- Reviewpp 4775-4790Salem, M. Z. M., and Böhm, M. (2013). "Understanding of formaldehyde emissions from solid wood: An overview," BioRes. 8(3), 4775-4790.AbstractArticlePDF

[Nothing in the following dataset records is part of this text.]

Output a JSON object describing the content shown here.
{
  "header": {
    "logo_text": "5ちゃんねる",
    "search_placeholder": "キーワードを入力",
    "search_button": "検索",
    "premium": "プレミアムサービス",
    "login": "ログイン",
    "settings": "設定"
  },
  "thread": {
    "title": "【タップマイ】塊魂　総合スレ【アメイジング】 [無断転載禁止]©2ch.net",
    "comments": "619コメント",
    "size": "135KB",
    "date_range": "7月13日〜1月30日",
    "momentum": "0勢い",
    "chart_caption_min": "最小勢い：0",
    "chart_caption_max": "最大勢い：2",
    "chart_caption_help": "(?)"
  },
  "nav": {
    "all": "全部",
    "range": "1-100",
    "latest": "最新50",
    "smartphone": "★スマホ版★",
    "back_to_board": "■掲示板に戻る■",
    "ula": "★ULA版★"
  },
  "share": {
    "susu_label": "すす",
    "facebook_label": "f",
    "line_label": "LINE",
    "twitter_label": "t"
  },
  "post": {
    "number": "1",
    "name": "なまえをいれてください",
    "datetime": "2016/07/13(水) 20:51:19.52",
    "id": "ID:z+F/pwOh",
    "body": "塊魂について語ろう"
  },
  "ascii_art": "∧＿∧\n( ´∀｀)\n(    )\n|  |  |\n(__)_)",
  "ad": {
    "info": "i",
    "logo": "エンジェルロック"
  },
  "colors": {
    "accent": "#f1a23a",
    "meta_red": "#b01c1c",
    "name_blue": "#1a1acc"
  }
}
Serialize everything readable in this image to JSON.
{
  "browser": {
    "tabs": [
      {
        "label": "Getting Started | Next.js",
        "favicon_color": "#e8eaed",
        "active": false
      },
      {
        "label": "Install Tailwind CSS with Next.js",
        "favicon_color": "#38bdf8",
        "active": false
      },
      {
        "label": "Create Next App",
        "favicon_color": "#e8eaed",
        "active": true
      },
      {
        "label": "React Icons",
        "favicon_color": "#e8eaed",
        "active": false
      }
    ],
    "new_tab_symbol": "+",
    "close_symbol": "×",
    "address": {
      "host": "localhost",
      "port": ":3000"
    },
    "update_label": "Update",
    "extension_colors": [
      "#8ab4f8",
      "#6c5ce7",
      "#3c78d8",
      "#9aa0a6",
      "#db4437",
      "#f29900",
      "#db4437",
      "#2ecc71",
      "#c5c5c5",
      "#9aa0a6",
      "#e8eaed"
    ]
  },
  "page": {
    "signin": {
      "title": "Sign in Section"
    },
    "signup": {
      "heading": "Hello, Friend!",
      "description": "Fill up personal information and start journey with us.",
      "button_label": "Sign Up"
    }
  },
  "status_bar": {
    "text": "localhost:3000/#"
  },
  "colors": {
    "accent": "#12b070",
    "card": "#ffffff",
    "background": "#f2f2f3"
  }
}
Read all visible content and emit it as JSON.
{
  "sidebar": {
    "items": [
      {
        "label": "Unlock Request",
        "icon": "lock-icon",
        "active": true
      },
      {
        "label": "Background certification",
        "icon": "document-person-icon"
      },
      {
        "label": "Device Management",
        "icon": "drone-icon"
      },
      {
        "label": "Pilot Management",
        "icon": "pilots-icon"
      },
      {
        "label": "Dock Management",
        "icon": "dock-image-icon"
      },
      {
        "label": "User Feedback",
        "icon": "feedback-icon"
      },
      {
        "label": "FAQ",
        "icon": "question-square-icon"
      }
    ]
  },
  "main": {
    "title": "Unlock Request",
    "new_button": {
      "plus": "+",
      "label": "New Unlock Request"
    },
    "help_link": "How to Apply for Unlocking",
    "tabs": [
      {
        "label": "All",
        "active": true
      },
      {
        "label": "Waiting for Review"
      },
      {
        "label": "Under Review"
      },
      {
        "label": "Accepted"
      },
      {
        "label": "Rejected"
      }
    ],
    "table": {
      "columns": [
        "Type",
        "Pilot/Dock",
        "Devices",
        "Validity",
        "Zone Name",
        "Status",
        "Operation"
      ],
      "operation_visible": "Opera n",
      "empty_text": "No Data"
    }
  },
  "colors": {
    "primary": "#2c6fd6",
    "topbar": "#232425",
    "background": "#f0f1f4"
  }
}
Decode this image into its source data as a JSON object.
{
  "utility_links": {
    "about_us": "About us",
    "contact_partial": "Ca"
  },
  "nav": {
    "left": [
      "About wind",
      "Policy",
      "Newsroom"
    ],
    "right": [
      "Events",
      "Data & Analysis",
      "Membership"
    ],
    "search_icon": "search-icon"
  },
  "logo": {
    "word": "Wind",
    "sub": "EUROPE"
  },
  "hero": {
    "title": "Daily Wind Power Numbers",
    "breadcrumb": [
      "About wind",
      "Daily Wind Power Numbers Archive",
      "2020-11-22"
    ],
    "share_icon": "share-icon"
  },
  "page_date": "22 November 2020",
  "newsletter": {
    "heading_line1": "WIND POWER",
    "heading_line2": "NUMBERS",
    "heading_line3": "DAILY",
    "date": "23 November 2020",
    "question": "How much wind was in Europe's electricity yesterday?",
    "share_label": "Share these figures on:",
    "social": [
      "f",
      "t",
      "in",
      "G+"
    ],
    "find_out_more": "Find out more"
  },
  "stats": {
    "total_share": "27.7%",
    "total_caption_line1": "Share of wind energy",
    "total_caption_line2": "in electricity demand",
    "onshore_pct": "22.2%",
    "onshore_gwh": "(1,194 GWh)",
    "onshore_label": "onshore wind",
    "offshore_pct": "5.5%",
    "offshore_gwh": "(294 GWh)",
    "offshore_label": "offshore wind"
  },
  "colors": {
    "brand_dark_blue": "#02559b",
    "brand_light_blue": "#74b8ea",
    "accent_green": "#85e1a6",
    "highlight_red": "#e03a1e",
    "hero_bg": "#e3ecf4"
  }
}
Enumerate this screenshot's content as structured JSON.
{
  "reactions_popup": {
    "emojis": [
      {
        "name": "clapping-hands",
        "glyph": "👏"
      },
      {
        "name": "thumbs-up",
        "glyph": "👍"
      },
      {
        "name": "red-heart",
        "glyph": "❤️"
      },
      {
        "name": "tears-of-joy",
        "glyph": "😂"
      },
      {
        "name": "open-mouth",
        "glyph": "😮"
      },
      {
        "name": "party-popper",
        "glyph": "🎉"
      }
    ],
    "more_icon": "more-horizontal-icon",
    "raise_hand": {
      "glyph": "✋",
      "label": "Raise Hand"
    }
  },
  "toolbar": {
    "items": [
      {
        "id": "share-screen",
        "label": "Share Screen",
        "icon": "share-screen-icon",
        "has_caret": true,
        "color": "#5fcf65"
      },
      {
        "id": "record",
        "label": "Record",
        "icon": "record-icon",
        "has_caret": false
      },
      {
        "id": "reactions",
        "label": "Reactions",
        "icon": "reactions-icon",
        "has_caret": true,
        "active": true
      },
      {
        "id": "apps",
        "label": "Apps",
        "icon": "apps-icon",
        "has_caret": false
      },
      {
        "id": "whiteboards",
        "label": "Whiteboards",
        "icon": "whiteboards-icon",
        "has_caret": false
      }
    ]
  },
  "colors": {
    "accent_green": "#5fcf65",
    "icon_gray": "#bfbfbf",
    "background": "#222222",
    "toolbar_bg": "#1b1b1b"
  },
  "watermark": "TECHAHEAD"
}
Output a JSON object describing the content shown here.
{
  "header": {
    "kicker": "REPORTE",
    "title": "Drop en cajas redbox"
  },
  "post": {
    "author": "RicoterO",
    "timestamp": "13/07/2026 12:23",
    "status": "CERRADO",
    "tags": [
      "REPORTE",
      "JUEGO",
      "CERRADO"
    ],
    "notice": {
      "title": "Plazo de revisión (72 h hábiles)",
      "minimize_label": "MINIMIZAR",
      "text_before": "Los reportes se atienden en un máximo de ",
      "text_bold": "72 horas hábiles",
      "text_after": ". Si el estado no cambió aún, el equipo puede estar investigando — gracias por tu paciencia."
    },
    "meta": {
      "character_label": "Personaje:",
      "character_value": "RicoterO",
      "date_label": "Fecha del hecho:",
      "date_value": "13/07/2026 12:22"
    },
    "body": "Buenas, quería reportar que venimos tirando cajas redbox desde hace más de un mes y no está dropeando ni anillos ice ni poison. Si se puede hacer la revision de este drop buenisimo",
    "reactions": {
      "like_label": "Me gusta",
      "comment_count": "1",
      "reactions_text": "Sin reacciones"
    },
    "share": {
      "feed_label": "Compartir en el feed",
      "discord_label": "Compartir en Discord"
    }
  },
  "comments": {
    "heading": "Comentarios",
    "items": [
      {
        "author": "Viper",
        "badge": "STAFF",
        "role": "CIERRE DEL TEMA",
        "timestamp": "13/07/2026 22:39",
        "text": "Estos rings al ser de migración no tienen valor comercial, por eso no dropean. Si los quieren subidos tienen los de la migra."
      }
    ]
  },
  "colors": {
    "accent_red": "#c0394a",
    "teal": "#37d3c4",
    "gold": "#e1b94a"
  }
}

Wood is known to contain and emit volatile organic compounds including formaldehyde. The emission of formaldehyde from wood increases during its processing to lumber and wood-based panels (i.e., particleboard and fiberboard). This increased emission can be attributed to the processing procedure of wood, which includes drying, pressing, and thermo-hydrolysis. Formaldehyde is emitted from wood under very high heat and is not expected to be a significant source of the emissions from composite wood products during normal service. Formaldehyde is also detectable even if wood has never been heated as well as under more or less ambient conditions. The presence of formaldehyde in the emissions from wood that does not contain adhesive resin has been explained by thermal degradation of polysaccharides in the wood. The emission levels of formaldehyde depend on factors such as wood species, moisture content, outside temperature, and time of storage. Additionally, the pyrolysis of milled wood lignin at 450 °C yields benzaldehyde, and the pyrolysis of spruce and pinewood at 450 °C generate formaldehyde, acetaldehyde, 2–propenal, butanal, and butanone, which can be attributed to the breakdown of the polysaccharide fraction of the wood.